Exercise directions: Please retype the entries that follow exactly as they are, leaving the images behind.

Segment Open

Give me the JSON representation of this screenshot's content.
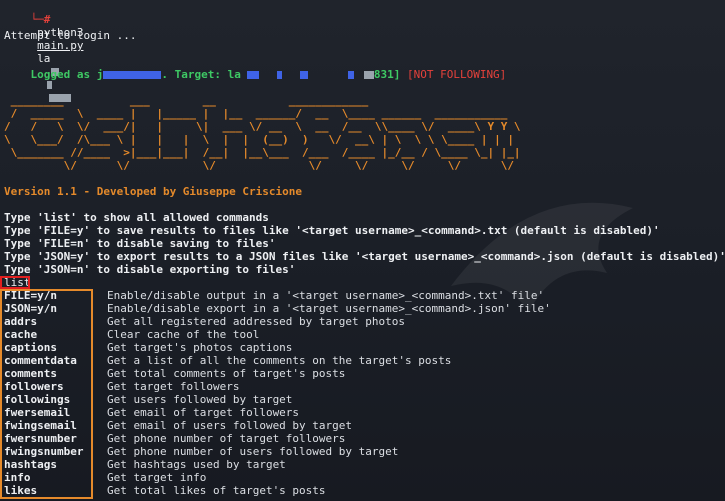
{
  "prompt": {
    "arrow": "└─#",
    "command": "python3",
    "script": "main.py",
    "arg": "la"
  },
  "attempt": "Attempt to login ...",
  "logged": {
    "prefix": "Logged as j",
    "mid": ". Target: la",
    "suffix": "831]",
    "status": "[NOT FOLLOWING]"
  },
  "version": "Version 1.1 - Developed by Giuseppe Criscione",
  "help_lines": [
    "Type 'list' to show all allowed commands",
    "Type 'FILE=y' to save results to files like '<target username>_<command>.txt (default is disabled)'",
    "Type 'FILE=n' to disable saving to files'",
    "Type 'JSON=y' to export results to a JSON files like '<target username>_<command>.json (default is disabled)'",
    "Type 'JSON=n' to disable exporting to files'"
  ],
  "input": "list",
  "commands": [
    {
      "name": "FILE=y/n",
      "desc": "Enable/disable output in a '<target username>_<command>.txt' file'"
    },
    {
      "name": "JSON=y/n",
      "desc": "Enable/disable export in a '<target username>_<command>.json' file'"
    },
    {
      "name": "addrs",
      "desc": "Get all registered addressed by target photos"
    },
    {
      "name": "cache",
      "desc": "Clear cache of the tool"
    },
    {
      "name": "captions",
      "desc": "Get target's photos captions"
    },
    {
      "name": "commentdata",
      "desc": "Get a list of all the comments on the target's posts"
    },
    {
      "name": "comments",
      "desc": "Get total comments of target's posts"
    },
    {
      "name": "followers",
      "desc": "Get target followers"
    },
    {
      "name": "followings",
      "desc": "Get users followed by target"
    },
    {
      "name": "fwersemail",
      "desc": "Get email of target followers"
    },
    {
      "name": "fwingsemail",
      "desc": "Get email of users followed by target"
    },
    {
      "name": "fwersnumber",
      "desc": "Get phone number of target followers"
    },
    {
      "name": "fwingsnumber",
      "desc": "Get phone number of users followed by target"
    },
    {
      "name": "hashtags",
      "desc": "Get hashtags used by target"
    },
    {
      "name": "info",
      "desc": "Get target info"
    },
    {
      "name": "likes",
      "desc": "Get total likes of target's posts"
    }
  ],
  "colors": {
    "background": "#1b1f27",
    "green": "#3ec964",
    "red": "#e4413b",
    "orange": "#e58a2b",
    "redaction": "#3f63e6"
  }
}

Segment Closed

Answer:
Give me the JSON representation of this screenshot's content.
{
  "prompt": {
    "arrow": "└─#",
    "command": "python3",
    "script": "main.py",
    "arg": "la"
  },
  "attempt": "Attempt to login ...",
  "logged": {
    "prefix": "Logged as j",
    "mid": ". Target: la",
    "suffix": "831]",
    "status": "[NOT FOLLOWING]"
  },
  "version": "Version 1.1 - Developed by Giuseppe Criscione",
  "help_lines": [
    "Type 'list' to show all allowed commands",
    "Type 'FILE=y' to save results to files like '<target username>_<command>.txt (default is disabled)'",
    "Type 'FILE=n' to disable saving to files'",
    "Type 'JSON=y' to export results to a JSON files like '<target username>_<command>.json (default is disabled)'",
    "Type 'JSON=n' to disable exporting to files'"
  ],
  "input": "list",
  "commands": [
    {
      "name": "FILE=y/n",
      "desc": "Enable/disable output in a '<target username>_<command>.txt' file'"
    },
    {
      "name": "JSON=y/n",
      "desc": "Enable/disable export in a '<target username>_<command>.json' file'"
    },
    {
      "name": "addrs",
      "desc": "Get all registered addressed by target photos"
    },
    {
      "name": "cache",
      "desc": "Clear cache of the tool"
    },
    {
      "name": "captions",
      "desc": "Get target's photos captions"
    },
    {
      "name": "commentdata",
      "desc": "Get a list of all the comments on the target's posts"
    },
    {
      "name": "comments",
      "desc": "Get total comments of target's posts"
    },
    {
      "name": "followers",
      "desc": "Get target followers"
    },
    {
      "name": "followings",
      "desc": "Get users followed by target"
    },
    {
      "name": "fwersemail",
      "desc": "Get email of target followers"
    },
    {
      "name": "fwingsemail",
      "desc": "Get email of users followed by target"
    },
    {
      "name": "fwersnumber",
      "desc": "Get phone number of target followers"
    },
    {
      "name": "fwingsnumber",
      "desc": "Get phone number of users followed by target"
    },
    {
      "name": "hashtags",
      "desc": "Get hashtags used by target"
    },
    {
      "name": "info",
      "desc": "Get target info"
    },
    {
      "name": "likes",
      "desc": "Get total likes of target's posts"
    }
  ],
  "colors": {
    "background": "#1b1f27",
    "green": "#3ec964",
    "red": "#e4413b",
    "orange": "#e58a2b",
    "redaction": "#3f63e6"
  }
}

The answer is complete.